START Data extracts

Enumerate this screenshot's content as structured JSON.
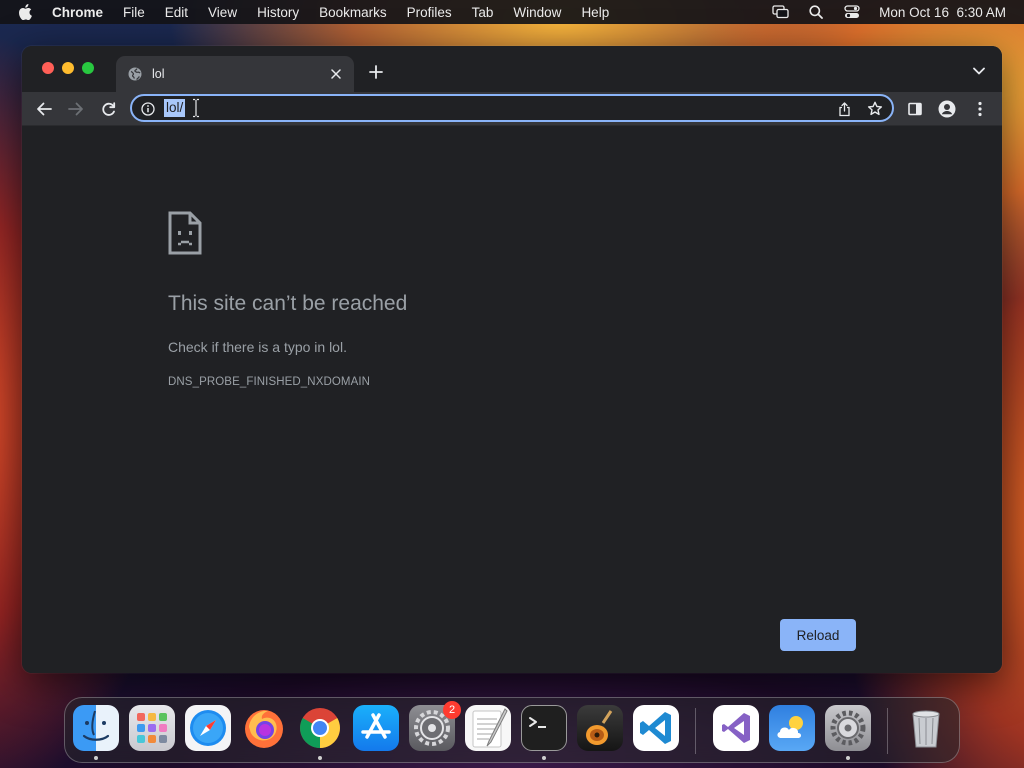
{
  "menubar": {
    "app_name": "Chrome",
    "items": [
      "File",
      "Edit",
      "View",
      "History",
      "Bookmarks",
      "Profiles",
      "Tab",
      "Window",
      "Help"
    ],
    "datetime": "Mon Oct 16  6:30 AM"
  },
  "browser": {
    "tab": {
      "title": "lol"
    },
    "omnibox": {
      "url": "lol/"
    }
  },
  "error_page": {
    "title": "This site can’t be reached",
    "hint": "Check if there is a typo in lol.",
    "code": "DNS_PROBE_FINISHED_NXDOMAIN",
    "reload_label": "Reload"
  },
  "dock": {
    "apps": [
      "finder",
      "launchpad",
      "safari",
      "firefox",
      "chrome",
      "app-store",
      "system-preferences",
      "textedit",
      "terminal",
      "garageband",
      "vscode",
      "visual-studio",
      "weather",
      "settings",
      "trash"
    ],
    "system_preferences_badge": "2"
  },
  "colors": {
    "accent": "#8ab4f8",
    "window_bg": "#202124",
    "toolbar_bg": "#35363a",
    "error_text": "#9aa0a6"
  }
}
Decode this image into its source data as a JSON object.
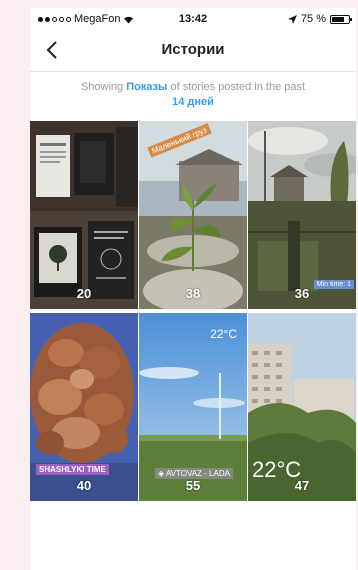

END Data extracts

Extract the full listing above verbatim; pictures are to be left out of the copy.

Enumerate this screenshot's content as structured JSON.
{
  "menubar": {
    "app_name": "Chrome",
    "items": [
      "File",
      "Edit",
      "View",
      "History",
      "Bookmarks",
      "Profiles",
      "Tab",
      "Window",
      "Help"
    ],
    "datetime": "Mon Oct 16  6:30 AM"
  },
  "browser": {
    "tab": {
      "title": "lol"
    },
    "omnibox": {
      "url": "lol/"
    }
  },
  "error_page": {
    "title": "This site can’t be reached",
    "hint": "Check if there is a typo in lol.",
    "code": "DNS_PROBE_FINISHED_NXDOMAIN",
    "reload_label": "Reload"
  },
  "dock": {
    "apps": [
      "finder",
      "launchpad",
      "safari",
      "firefox",
      "chrome",
      "app-store",
      "system-preferences",
      "textedit",
      "terminal",
      "garageband",
      "vscode",
      "visual-studio",
      "weather",
      "settings",
      "trash"
    ],
    "system_preferences_badge": "2"
  },
  "colors": {
    "accent": "#8ab4f8",
    "window_bg": "#202124",
    "toolbar_bg": "#35363a",
    "error_text": "#9aa0a6"
  }
}
Decode this image into its source data as a JSON object.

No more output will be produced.